WHAT THE TASK REQUIRES:
A picture-free, exact copy of all the records below is the goal.

------ INFORMATION GIVEN ------

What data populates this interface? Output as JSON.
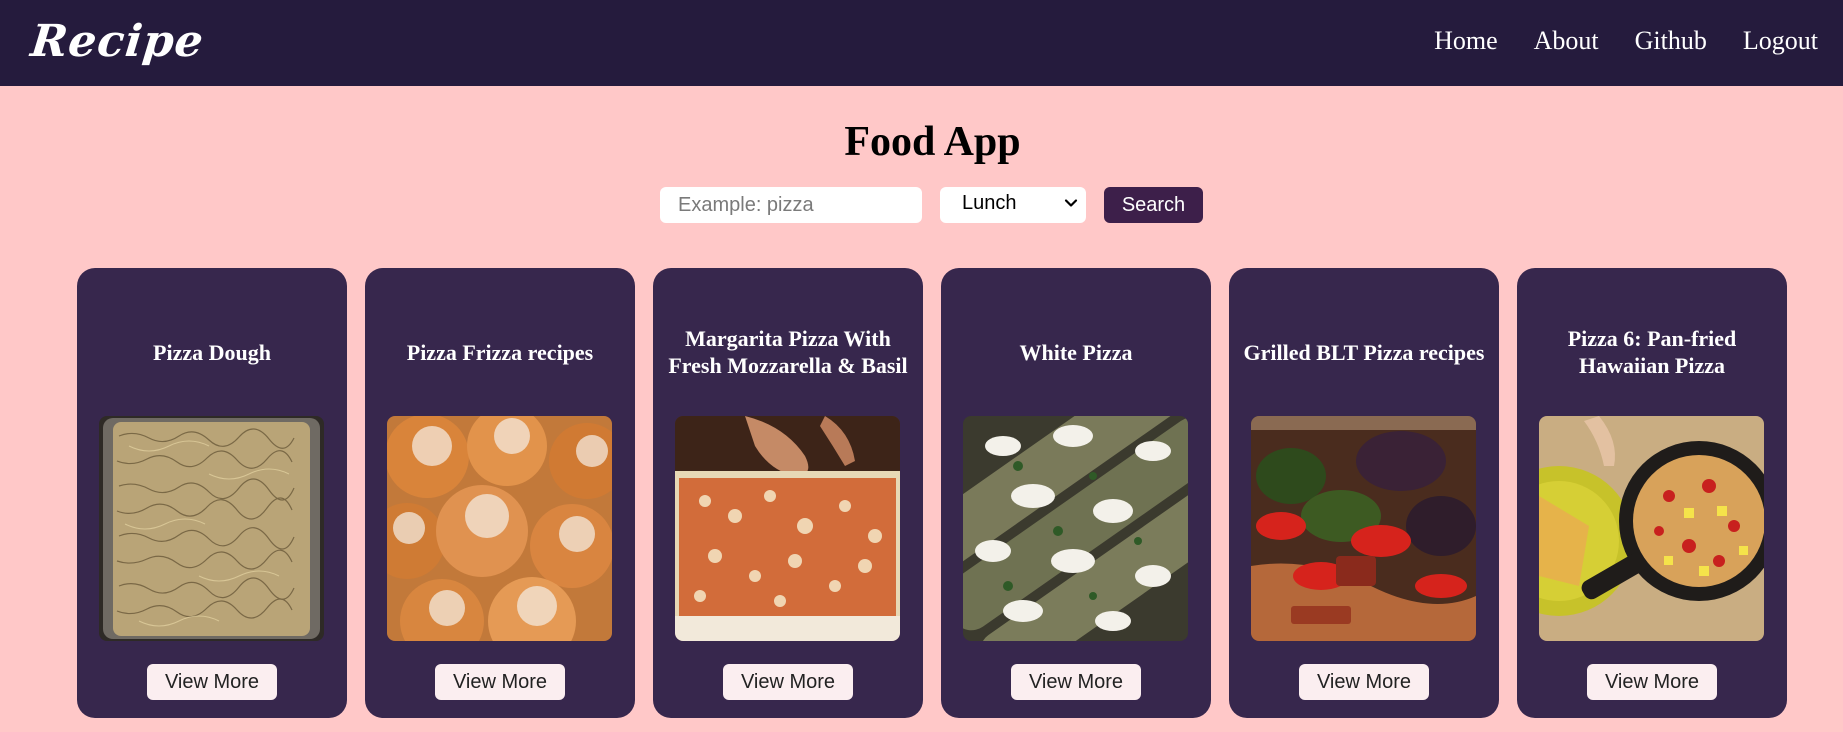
{
  "navbar": {
    "brand": "Recipe",
    "links": [
      "Home",
      "About",
      "Github",
      "Logout"
    ]
  },
  "main": {
    "title": "Food App",
    "search": {
      "placeholder": "Example: pizza",
      "value": "",
      "meal_selected": "Lunch",
      "button_label": "Search"
    }
  },
  "recipes": [
    {
      "title": "Pizza Dough",
      "image": "focaccia-dough-photo",
      "button": "View More"
    },
    {
      "title": "Pizza Frizza recipes",
      "image": "sugared-doughnut-balls-photo",
      "button": "View More"
    },
    {
      "title": "Margarita Pizza With Fresh Mozzarella & Basil",
      "image": "margarita-pizza-prep-photo",
      "button": "View More"
    },
    {
      "title": "White Pizza",
      "image": "white-pizza-slices-photo",
      "button": "View More"
    },
    {
      "title": "Grilled BLT Pizza recipes",
      "image": "blt-pizza-photo",
      "button": "View More"
    },
    {
      "title": "Pizza 6: Pan-fried Hawaiian Pizza",
      "image": "hawaiian-skillet-pizza-photo",
      "button": "View More"
    }
  ],
  "colors": {
    "page_bg": "#ffc8c8",
    "navbar_bg": "#251b3d",
    "card_bg": "#37274d",
    "search_button_bg": "#3d1f4a",
    "view_button_bg": "#fbeef0"
  }
}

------

TASK OUTPUT:
What data populates this interface? Output as JSON.
{
  "navbar": {
    "brand": "Recipe",
    "links": [
      "Home",
      "About",
      "Github",
      "Logout"
    ]
  },
  "main": {
    "title": "Food App",
    "search": {
      "placeholder": "Example: pizza",
      "value": "",
      "meal_selected": "Lunch",
      "button_label": "Search"
    }
  },
  "recipes": [
    {
      "title": "Pizza Dough",
      "image": "focaccia-dough-photo",
      "button": "View More"
    },
    {
      "title": "Pizza Frizza recipes",
      "image": "sugared-doughnut-balls-photo",
      "button": "View More"
    },
    {
      "title": "Margarita Pizza With Fresh Mozzarella & Basil",
      "image": "margarita-pizza-prep-photo",
      "button": "View More"
    },
    {
      "title": "White Pizza",
      "image": "white-pizza-slices-photo",
      "button": "View More"
    },
    {
      "title": "Grilled BLT Pizza recipes",
      "image": "blt-pizza-photo",
      "button": "View More"
    },
    {
      "title": "Pizza 6: Pan-fried Hawaiian Pizza",
      "image": "hawaiian-skillet-pizza-photo",
      "button": "View More"
    }
  ],
  "colors": {
    "page_bg": "#ffc8c8",
    "navbar_bg": "#251b3d",
    "card_bg": "#37274d",
    "search_button_bg": "#3d1f4a",
    "view_button_bg": "#fbeef0"
  }
}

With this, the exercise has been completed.